* Italy referendum gets Italians to votes today on proposed changes to their constitution
* Changes proposed by government and spearheaded by PM Matteo Renzi
* Referendum also proposes changes in parliamentary system and centralisation of power across the country
* Critics worry reforms will give government too much power over parliament
* If referendum fails, populist, anti-establishment Five Star Movement may gain more power
Citizens of Italy vote today (Sunday) on proposed changes to their constitution, in a referendum whose outcome will have local, regional and global impact.
The reforms to the constitution, which has been in place since 1948, are proposed by the government and spearheaded by Prime Minister Matteo Renzi.
The government is laying out the referendum as it failed to gain two-thirds of parliamentary votes required to change the constitution. The referendum also proposes changes in the parliamentary system and the centralisation of power across the country.

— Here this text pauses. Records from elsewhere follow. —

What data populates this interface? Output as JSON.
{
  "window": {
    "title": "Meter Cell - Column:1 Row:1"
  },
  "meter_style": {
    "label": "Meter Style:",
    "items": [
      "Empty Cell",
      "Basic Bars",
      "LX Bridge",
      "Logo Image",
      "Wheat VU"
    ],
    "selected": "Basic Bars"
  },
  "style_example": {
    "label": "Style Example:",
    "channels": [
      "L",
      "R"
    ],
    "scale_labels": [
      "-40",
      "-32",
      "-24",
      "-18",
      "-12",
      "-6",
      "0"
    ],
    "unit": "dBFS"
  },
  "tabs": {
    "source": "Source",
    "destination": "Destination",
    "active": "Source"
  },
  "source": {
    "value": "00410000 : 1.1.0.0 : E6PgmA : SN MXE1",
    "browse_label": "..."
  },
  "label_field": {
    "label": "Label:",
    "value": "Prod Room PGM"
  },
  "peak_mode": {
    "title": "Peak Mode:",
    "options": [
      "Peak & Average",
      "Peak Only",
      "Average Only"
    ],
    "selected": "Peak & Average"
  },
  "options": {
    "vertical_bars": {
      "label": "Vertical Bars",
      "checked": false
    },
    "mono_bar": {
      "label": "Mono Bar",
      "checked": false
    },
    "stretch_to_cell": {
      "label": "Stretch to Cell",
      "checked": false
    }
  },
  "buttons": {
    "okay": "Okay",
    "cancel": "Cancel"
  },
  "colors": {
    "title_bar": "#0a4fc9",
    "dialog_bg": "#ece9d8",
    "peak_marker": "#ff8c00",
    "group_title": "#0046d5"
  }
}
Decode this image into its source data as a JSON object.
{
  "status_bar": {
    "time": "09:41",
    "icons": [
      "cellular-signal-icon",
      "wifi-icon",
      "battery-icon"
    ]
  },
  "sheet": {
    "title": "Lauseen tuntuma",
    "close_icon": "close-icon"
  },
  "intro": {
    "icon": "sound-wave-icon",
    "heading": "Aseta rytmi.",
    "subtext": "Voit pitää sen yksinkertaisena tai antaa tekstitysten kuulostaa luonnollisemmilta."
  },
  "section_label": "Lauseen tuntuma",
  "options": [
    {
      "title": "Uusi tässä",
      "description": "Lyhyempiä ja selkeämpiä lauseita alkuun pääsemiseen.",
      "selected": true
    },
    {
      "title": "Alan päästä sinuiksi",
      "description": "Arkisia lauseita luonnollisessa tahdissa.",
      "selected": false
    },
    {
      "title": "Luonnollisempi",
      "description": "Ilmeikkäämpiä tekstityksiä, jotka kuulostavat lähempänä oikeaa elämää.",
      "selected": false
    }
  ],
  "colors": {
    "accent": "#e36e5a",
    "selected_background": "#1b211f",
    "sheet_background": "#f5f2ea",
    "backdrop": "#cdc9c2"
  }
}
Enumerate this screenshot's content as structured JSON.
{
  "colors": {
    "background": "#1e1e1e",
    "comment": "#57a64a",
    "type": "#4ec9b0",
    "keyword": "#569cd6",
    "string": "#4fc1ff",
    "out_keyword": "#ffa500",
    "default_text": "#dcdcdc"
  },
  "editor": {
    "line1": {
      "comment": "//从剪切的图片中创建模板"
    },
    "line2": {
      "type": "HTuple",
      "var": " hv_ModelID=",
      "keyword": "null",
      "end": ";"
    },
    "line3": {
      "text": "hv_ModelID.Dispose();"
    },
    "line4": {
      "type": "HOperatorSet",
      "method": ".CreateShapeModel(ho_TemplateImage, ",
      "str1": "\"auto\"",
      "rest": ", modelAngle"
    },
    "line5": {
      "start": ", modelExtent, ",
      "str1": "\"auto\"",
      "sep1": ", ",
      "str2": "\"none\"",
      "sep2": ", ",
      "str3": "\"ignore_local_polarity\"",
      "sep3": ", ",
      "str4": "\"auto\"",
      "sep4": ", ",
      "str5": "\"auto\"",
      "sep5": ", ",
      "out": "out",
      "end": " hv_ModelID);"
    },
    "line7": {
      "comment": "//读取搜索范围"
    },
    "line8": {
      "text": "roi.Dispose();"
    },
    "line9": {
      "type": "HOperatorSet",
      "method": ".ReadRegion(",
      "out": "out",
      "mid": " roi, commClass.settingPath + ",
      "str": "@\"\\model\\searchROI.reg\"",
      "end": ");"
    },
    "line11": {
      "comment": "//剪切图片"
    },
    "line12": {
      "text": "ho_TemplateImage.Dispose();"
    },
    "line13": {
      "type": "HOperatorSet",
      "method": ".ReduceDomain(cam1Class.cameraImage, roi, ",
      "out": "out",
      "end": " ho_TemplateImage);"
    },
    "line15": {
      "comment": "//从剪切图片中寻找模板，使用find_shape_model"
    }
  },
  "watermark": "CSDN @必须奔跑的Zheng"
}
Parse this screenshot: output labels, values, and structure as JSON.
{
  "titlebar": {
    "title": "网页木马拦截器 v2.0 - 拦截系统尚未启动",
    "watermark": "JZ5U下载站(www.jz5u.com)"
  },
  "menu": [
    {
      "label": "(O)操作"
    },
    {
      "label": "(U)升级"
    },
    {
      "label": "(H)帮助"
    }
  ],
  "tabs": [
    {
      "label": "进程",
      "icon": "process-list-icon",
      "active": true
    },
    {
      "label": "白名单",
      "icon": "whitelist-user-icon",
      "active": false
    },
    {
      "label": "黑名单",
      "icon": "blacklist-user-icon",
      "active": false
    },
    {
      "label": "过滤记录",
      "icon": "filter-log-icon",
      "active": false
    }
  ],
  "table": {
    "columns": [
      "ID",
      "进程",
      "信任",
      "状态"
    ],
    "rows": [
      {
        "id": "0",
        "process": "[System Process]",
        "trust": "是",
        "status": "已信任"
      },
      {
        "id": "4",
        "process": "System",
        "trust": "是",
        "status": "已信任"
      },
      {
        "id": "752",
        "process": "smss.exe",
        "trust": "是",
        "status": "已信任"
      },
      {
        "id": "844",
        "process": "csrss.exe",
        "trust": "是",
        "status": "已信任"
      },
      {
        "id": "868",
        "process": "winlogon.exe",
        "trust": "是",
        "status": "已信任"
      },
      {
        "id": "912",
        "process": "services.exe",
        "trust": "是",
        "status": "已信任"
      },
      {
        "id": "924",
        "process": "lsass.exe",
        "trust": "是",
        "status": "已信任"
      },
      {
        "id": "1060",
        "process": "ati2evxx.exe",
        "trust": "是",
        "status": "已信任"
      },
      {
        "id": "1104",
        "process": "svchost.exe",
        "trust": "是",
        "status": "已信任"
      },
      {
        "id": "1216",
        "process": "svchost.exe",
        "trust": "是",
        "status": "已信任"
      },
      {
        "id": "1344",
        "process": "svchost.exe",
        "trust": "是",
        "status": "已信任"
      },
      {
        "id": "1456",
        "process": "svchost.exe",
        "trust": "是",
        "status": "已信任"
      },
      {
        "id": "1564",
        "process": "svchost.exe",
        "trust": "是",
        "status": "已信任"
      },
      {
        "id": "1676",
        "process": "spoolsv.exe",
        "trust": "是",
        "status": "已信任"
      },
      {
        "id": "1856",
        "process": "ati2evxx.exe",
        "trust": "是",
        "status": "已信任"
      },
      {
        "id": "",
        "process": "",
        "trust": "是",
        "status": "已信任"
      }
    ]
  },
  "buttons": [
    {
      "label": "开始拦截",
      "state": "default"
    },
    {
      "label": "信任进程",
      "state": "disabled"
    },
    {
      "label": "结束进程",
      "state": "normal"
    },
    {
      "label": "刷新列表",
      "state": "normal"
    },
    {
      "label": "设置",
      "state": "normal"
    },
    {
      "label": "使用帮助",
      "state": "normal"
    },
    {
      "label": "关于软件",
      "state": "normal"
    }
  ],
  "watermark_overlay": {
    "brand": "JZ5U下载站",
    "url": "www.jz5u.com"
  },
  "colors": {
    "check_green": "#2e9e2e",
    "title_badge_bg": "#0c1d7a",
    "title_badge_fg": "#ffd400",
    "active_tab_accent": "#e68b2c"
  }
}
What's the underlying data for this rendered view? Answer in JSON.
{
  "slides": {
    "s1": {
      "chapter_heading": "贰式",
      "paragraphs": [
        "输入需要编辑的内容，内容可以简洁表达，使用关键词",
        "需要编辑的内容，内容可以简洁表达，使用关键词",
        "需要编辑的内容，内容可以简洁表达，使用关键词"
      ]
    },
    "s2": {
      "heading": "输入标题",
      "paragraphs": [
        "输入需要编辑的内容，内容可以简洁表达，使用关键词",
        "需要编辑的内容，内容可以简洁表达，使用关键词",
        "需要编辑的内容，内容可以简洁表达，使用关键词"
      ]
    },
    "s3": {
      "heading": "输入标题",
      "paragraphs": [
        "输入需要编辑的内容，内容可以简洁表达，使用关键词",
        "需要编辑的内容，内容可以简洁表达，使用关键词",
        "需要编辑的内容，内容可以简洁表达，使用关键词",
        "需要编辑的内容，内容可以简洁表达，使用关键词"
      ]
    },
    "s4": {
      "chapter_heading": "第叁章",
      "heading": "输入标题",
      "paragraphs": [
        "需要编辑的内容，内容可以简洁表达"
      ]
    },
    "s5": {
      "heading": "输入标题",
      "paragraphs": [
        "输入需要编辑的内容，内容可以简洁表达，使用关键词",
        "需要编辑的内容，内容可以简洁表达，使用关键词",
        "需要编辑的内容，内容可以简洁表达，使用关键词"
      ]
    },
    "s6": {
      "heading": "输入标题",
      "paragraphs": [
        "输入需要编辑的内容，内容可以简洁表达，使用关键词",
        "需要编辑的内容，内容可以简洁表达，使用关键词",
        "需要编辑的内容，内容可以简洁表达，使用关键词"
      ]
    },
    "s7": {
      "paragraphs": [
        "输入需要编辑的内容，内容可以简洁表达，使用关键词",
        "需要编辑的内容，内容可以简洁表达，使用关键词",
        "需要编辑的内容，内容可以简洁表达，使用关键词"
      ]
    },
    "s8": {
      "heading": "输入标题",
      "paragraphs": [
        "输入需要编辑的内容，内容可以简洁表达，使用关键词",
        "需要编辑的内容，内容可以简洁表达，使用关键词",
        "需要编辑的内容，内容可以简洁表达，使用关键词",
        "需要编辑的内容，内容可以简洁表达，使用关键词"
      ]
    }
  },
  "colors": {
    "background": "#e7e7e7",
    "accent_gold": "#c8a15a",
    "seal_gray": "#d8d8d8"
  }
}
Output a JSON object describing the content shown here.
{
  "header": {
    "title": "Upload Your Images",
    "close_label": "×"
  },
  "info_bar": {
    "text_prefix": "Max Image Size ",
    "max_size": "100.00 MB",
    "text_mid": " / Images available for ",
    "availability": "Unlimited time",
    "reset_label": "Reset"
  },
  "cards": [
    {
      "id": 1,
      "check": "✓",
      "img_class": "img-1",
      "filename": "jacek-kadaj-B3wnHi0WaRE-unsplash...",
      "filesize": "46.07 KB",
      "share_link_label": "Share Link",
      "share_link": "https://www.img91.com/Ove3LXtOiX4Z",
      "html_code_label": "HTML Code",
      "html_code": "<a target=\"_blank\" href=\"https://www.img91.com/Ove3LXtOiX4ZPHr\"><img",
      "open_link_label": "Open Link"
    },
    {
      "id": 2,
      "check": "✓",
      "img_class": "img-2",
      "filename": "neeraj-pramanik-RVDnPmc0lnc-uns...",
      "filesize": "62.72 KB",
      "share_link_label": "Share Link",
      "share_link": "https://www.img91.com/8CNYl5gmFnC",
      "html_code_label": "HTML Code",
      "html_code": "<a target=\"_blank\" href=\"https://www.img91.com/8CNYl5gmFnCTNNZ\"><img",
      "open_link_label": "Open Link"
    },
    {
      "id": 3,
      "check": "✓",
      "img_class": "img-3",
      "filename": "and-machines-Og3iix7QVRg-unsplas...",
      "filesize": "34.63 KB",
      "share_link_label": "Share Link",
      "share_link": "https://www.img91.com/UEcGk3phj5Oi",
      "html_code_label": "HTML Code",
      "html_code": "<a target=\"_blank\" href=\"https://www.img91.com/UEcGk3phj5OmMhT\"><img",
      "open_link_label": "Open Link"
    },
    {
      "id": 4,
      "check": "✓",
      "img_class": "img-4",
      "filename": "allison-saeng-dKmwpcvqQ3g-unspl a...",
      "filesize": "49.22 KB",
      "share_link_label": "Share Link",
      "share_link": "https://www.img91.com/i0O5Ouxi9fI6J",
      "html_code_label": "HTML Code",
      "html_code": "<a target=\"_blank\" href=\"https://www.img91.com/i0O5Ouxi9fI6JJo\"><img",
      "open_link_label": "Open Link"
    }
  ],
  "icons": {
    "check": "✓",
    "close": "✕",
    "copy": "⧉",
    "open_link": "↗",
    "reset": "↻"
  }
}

However, critics of the referendum worry that reform will grant the government too much power over parliament, an imbalance that could threaten democracy in the country.
But here is why those residing in the MENA region should care about the outcome of this referendum, taking place in Italy.
This referendum has been compared to Brexit, the UK’s vote to leave the European Union, which was held earlier this year. While no outcome of Italy’s referendum will lead to the country leaving the Eurozone, it will have an impact on the local markets that will echo around the Eurozone and the globe.
If the reforms are approved, the international community “would also be relieved by the fact that the third-largest economy in Eurozone and among the ones with the largest public debts in the world – would be managed by a steady hand,” Matteo Garavoglia wrote for Brookings Brief.
Conversely, if the referendum fails, “Italy could become yet another source of disability in Europe,” Garavoglia added.
Hence the referendum is also seen as a test of popularity for Prime Minister Renzi, who promised the he will resign if the referendum fails. The Pro-EU Prime Minister is seen by international markets as an official looking to modernise Italy and save its banks, the weakest in Europe.
If the referendum fails and Renzi does step down, observers and analysts speculate that this would open up the way for the populist, anti-establishment Five Star Movement to become stronger and form a government.
The movement, which began in 2009, is led by former stand-up comedian Beppe Grillo. In the 2013 elections, it became the second most voted-for party despite having no history in national governance and service.
This comes as populist movements gain strength across Europe and the Westerns world, evidenced by the unexpected win of Donald Trump in the US presidential race, the appointment of Theresa May as UK’s PM after Brexit and the headlines made by France’s Marine Le Pen.